Blindness affects millions of people around the world. A promising solution to restoring a form of vision for some individuals are cortical visual prostheses, which bypass part of the impaired visual pathway by converting camera input to electrical stimulation of the visual system. The artificially induced visual percept (a pattern of localized light flashes, or ‘phosphenes’) has limited resolution, and a great portion of the field’s research is devoted to optimizing the efficacy, efficiency, and practical usefulness of the encoding of visual information. A commonly exploited method is non-invasive functional evaluation in sighted subjects or with computational models by using simulated prosthetic vision (SPV) pipelines. An important challenge in this approach is to balance enhanced perceptual realism, biologically plausibility, and real-time performance in the simulation of cortical prosthetic vision.

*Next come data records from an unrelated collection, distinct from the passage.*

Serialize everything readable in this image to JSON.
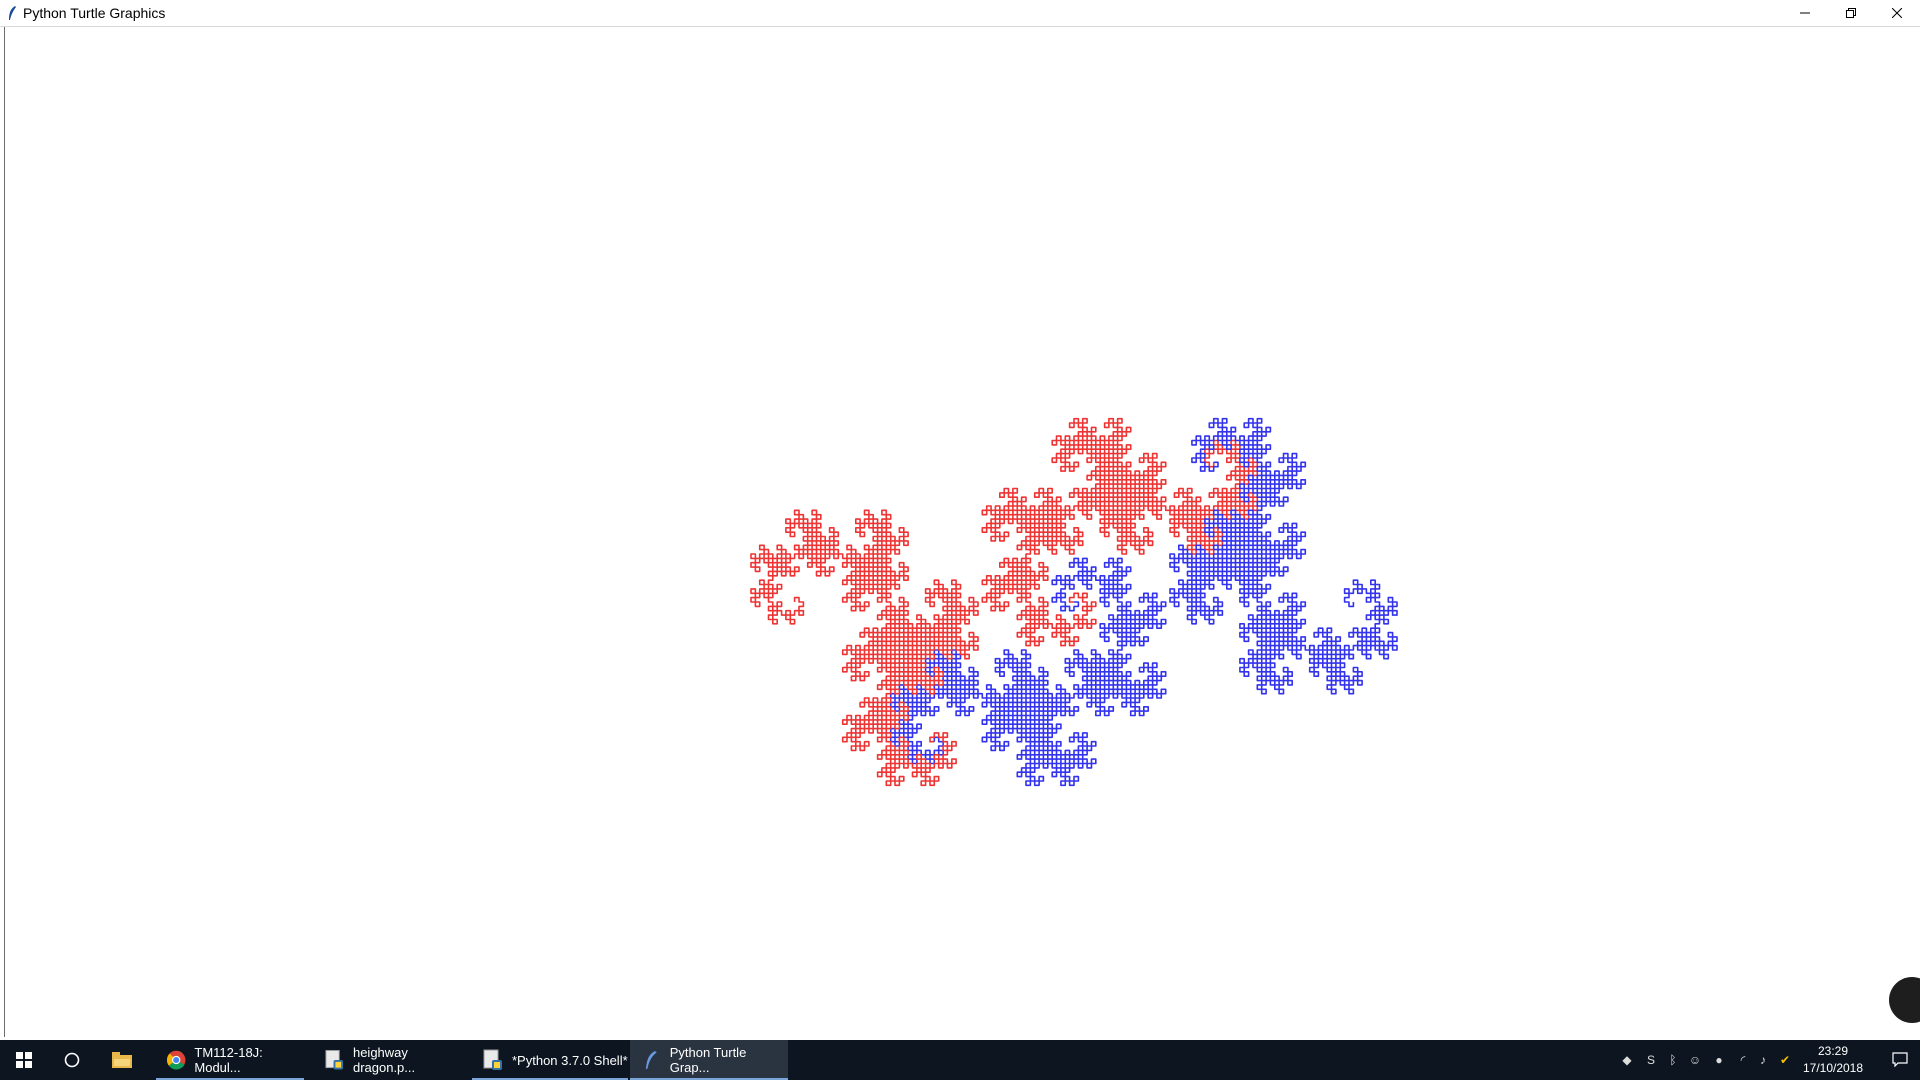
{
  "window": {
    "title": "Python Turtle Graphics",
    "icon": "feather-icon",
    "controls": {
      "minimize": "minimize-icon",
      "maximize": "restore-icon",
      "close": "close-icon"
    }
  },
  "canvas": {
    "background": "#ffffff",
    "drawing": "heighway-dragon-fractal",
    "colors": {
      "series_a": "#3333ee",
      "series_b": "#ee3333"
    }
  },
  "taskbar": {
    "start_icon": "windows-icon",
    "search_icon": "cortana-circle-icon",
    "files_icon": "file-explorer-icon",
    "apps": [
      {
        "label": "TM112-18J: Modul...",
        "icon": "chrome-icon",
        "active": false
      },
      {
        "label": "heighway dragon.p...",
        "icon": "python-file-icon",
        "active": false
      },
      {
        "label": "*Python 3.7.0 Shell*",
        "icon": "python-shell-icon",
        "active": false
      },
      {
        "label": "Python Turtle Grap...",
        "icon": "feather-icon",
        "active": true
      }
    ],
    "tray_icons": [
      "dropbox-icon",
      "network-s-icon",
      "bluetooth-icon",
      "people-icon",
      "globe-icon",
      "wifi-icon",
      "volume-icon",
      "norton-icon"
    ],
    "clock": {
      "time": "23:29",
      "date": "17/10/2018"
    },
    "notification_icon": "action-center-icon"
  }
}
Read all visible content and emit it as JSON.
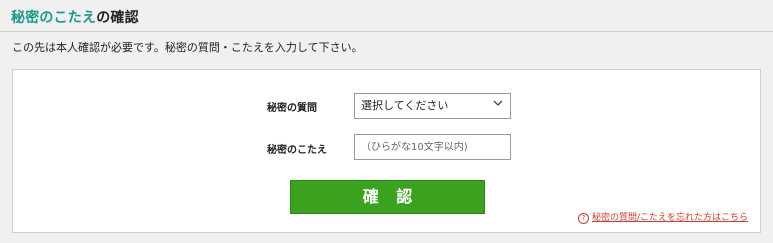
{
  "header": {
    "title_accent": "秘密のこたえ",
    "title_rest": "の確認"
  },
  "intro_text": "この先は本人確認が必要です。秘密の質問・こたえを入力して下さい。",
  "form": {
    "question_label": "秘密の質問",
    "question_selected": "選択してください",
    "answer_label": "秘密のこたえ",
    "answer_placeholder": "（ひらがな10文字以内)",
    "answer_value": "",
    "confirm_label": "確 認",
    "forgot_link": "秘密の質問/こたえを忘れた方はこちら",
    "help_icon_glyph": "?"
  },
  "colors": {
    "accent_teal": "#1a9a8a",
    "button_green": "#3aa21f",
    "link_red": "#d23c2a"
  },
  "icons": [
    "chevron-down-icon",
    "help-circle-icon"
  ]
}
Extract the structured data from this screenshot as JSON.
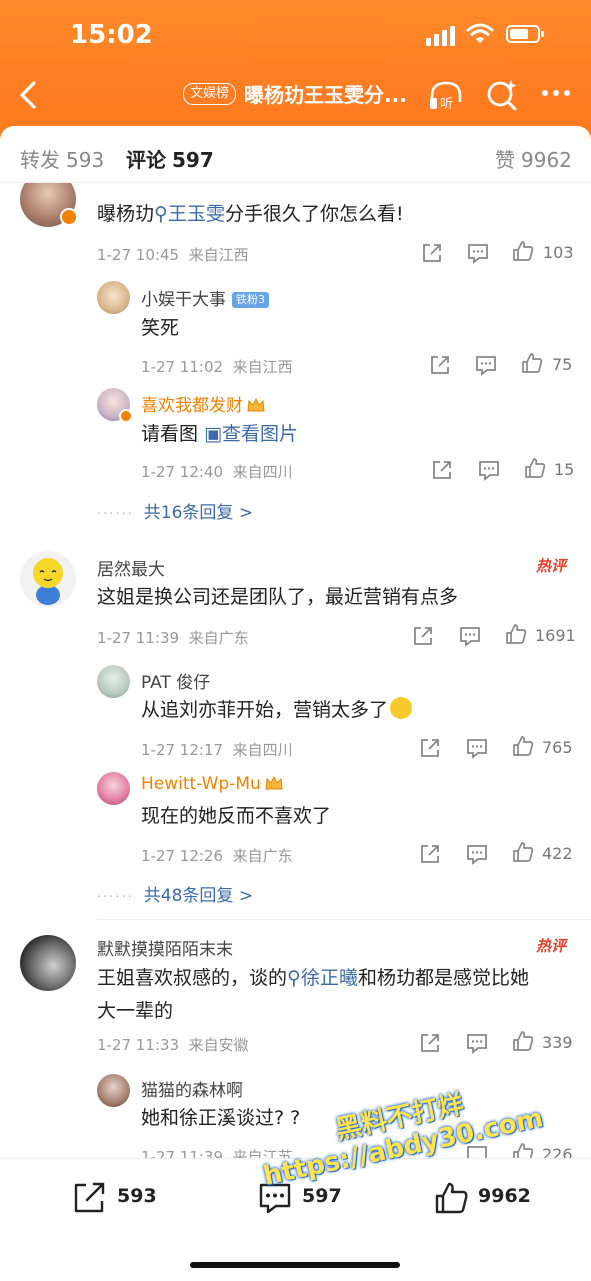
{
  "status_bar": {
    "time": "15:02"
  },
  "nav": {
    "category_badge": "文娱榜",
    "title": "曝杨玏王玉雯分...",
    "listen_label": "听"
  },
  "tabs": [
    {
      "label": "转发",
      "count": "593"
    },
    {
      "label": "评论",
      "count": "597"
    },
    {
      "label": "赞",
      "count": "9962"
    }
  ],
  "comments": [
    {
      "text_prefix": "曝杨玏",
      "link": "王玉雯",
      "text_suffix": "分手很久了你怎么看!",
      "time": "1-27 10:45",
      "location": "来自江西",
      "likes": "103",
      "replies": [
        {
          "name": "小娱干大事",
          "badge": "铁粉3",
          "text": "笑死",
          "time": "1-27 11:02",
          "location": "来自江西",
          "likes": "75"
        },
        {
          "name": "喜欢我都发财",
          "text_prefix": "请看图",
          "link": "查看图片",
          "time": "1-27 12:40",
          "location": "来自四川",
          "likes": "15"
        }
      ],
      "more_replies": "共16条回复 >"
    },
    {
      "name": "居然最大",
      "hot_label": "热评",
      "text": "这姐是换公司还是团队了，最近营销有点多",
      "time": "1-27 11:39",
      "location": "来自广东",
      "likes": "1691",
      "replies": [
        {
          "name": "PAT 俊仔",
          "text": "从追刘亦菲开始，营销太多了",
          "time": "1-27 12:17",
          "location": "来自四川",
          "likes": "765"
        },
        {
          "name": "Hewitt-Wp-Mu",
          "text": "现在的她反而不喜欢了",
          "time": "1-27 12:26",
          "location": "来自广东",
          "likes": "422"
        }
      ],
      "more_replies": "共48条回复 >"
    },
    {
      "name": "默默摸摸陌陌末末",
      "hot_label": "热评",
      "text_line1_prefix": "王姐喜欢叔感的，谈的",
      "link": "徐正曦",
      "text_line1_suffix": "和杨玏都是感觉比她",
      "text_line2": "大一辈的",
      "time": "1-27 11:33",
      "location": "来自安徽",
      "likes": "339",
      "replies": [
        {
          "name": "猫猫的森林啊",
          "text": "她和徐正溪谈过? ?",
          "time": "1-27 11:39",
          "location": "来自江苏",
          "likes": "226"
        }
      ]
    }
  ],
  "bottom_bar": {
    "repost": "593",
    "comment": "597",
    "like": "9962"
  },
  "watermark": {
    "line1": "黑料不打烊",
    "line2": "https://abdy30.com"
  },
  "colors": {
    "header": "#ff7d22",
    "link": "#3d6aa8",
    "hot": "#e8422e",
    "vip_name": "#f08200"
  }
}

We present a biologically plausible, PyTorch-based phosphene simulator that can run in real-time and uses differentiable operations to allow for gradient-based computational optimization of phosphene encoding models. The simulator integrates a wide range of clinical results with neurophysiological evidence in humans and non-human primates. The pipeline includes a model of the retinotopic organization and cortical magnification of the visual cortex. Moreover, the quantitative effects of stimulation parameters and temporal dynamics on phosphene characteristics are incorporated. Our results demonstrate the simulator’s suitability for both computational applications such as end-to-end deep learning-based prosthetic vision optimization as well as behavioral experiments. The modular and open-source software provides a flexible simulation framework for computational, clinical, and behavioral neuroscientists working on visual neuroprosthetics.
Extinction is a specific example of learning where a previously reinforced stimulus or response is no longer reinforced, and the previously learned behaviour is no longer necessary and must be modified. Current theories suggest extinction is not the erasure of the original learning but involves new learning that acts to suppress the original behaviour. Evidence for this can be found when the original behaviour recovers following the passage of time (spontaneous recovery) or reintroduction of the reinforcement (i.e. reinstatement). Recent studies have shown that pharmacological manipulation of noradrenaline (NA) or its receptors can influence appetitive extinction; however, the role and source of endogenous NA in these effects are unknown. Here, we examined the role of the locus coeruleus (LC) in appetitive extinction. Specifically, we tested whether optogenetic stimulation of LC neurons during extinction of a food-seeking behaviour would enhance extinction evidenced by reduced spontaneous recovery in future tests. LC stimulation during extinction trials did not change the rate of extinction but did serve to reduce subsequent spontaneous recovery, suggesting that stimulation of the LC can augment reward-related extinction. Optogenetic inhibition of the LC during extinction trials reduced responding during the trials where it was applied, but no long-lasting changes in the retention of extinction were observed. Since not all LC cells expressed halorhodopsin, it is possible that more complete LC inhibition or pathway-specific targeting would be more effective at suppressing extinction learning. These results provide further insight into the neural basis of appetitive extinction, and in particular the role of the LC. A deeper understanding of the physiological bases of extinction can aid development of more effective extinction-based therapies.